The instant Indictment and a companion Indictment accuse 25 people, mostly young, overwhelmingly people of color, and many of them heroin addicts, of a conspiracy conducted essentially by communication through cell phones.
Argument: I am CJA counsel appointed by the Court to represent my client, Defendant Eddie MartinezFigueroa, who has been charged in a multi-defendant Indictment alleging a conspiracy to possess and distribute heroin. I submit this Memorandum in support of the Defendant’s request for a Protective Order to compel the Government to provide discovery and particularization of those electronically recorded intercepts which allegedly involve him directly.
My client is 26 years old and by virtue of a prior drug conviction is facing a mandatory minimum sentence of 20 years in prison.

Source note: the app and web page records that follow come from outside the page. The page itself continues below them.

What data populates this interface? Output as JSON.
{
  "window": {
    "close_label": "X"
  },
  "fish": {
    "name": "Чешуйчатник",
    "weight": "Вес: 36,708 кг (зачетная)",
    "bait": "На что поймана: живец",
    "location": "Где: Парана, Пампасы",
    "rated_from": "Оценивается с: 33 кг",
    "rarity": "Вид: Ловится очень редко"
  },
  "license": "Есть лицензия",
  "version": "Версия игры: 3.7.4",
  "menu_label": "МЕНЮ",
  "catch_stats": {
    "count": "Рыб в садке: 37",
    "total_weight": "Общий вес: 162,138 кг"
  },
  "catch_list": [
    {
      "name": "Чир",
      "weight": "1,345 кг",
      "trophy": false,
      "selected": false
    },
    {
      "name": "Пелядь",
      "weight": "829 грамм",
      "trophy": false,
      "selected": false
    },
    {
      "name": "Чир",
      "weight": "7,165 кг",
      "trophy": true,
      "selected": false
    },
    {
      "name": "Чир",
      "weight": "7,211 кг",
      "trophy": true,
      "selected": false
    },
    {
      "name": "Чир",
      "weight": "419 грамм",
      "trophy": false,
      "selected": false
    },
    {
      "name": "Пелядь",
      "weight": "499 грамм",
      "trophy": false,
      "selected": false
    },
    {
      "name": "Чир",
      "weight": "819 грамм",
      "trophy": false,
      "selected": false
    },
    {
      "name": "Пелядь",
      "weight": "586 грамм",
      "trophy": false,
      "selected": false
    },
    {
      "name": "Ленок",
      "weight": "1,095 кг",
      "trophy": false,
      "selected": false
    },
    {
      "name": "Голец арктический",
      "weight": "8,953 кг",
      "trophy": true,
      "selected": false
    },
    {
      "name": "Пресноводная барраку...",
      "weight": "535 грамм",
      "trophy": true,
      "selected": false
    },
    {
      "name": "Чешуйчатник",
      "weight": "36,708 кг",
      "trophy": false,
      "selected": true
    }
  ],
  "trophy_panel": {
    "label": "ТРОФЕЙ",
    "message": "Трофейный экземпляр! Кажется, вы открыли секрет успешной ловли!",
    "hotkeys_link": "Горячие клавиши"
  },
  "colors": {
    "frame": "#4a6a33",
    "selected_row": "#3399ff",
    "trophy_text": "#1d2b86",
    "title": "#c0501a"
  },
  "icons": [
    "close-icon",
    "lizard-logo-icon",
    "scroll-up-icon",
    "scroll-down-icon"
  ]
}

The instant Indictment and a companion Indictment accuse 25 people, mostly young, overwhelmingly people of color, and many of them heroin addicts, of a conspiracy conducted essentially by communication through cell phones. Through a seven month investigation involving the DEA, the New York State Police, the United States Attorney’s Office, and other law enforcement agencies, the Government employed video and personal surveillance, GPS tracking, monitoring of pen registers, and four separate Title III eavesdropping warrants, targeting four different cell phones and capturing both oral and texting communications.
Coalition letter to members of Congress regarding provisions of the Uniting and Strengthening America by Providing Appropriate Tools Required to Intercept and Obstruct Terrorism (USA PATRIOT ACT) Act of 2001 (H.R. 3162) that threaten civil liberties and go unchecked without vigorous review on its effects.
Amicus curiae brief of Jorge Areiza, Hector Dejesus Puerta, Alejandra Gomez, Darney Gomez-Mesa, the Massachusetts Association of Criminal Defense Lawyers, and the National Association of Criminal Defense Lawyers.
Argument: Cellular phone communications and text messages are not ‘wire communications’ under G.L. c. 272, § 99. Even if the language of the Massachusetts Wiretap Act covers cellular phone communications, Massachusetts state courts have no authority to issue wiretap warrants for such communications because the legislature did not update the statute as mandated by Congress.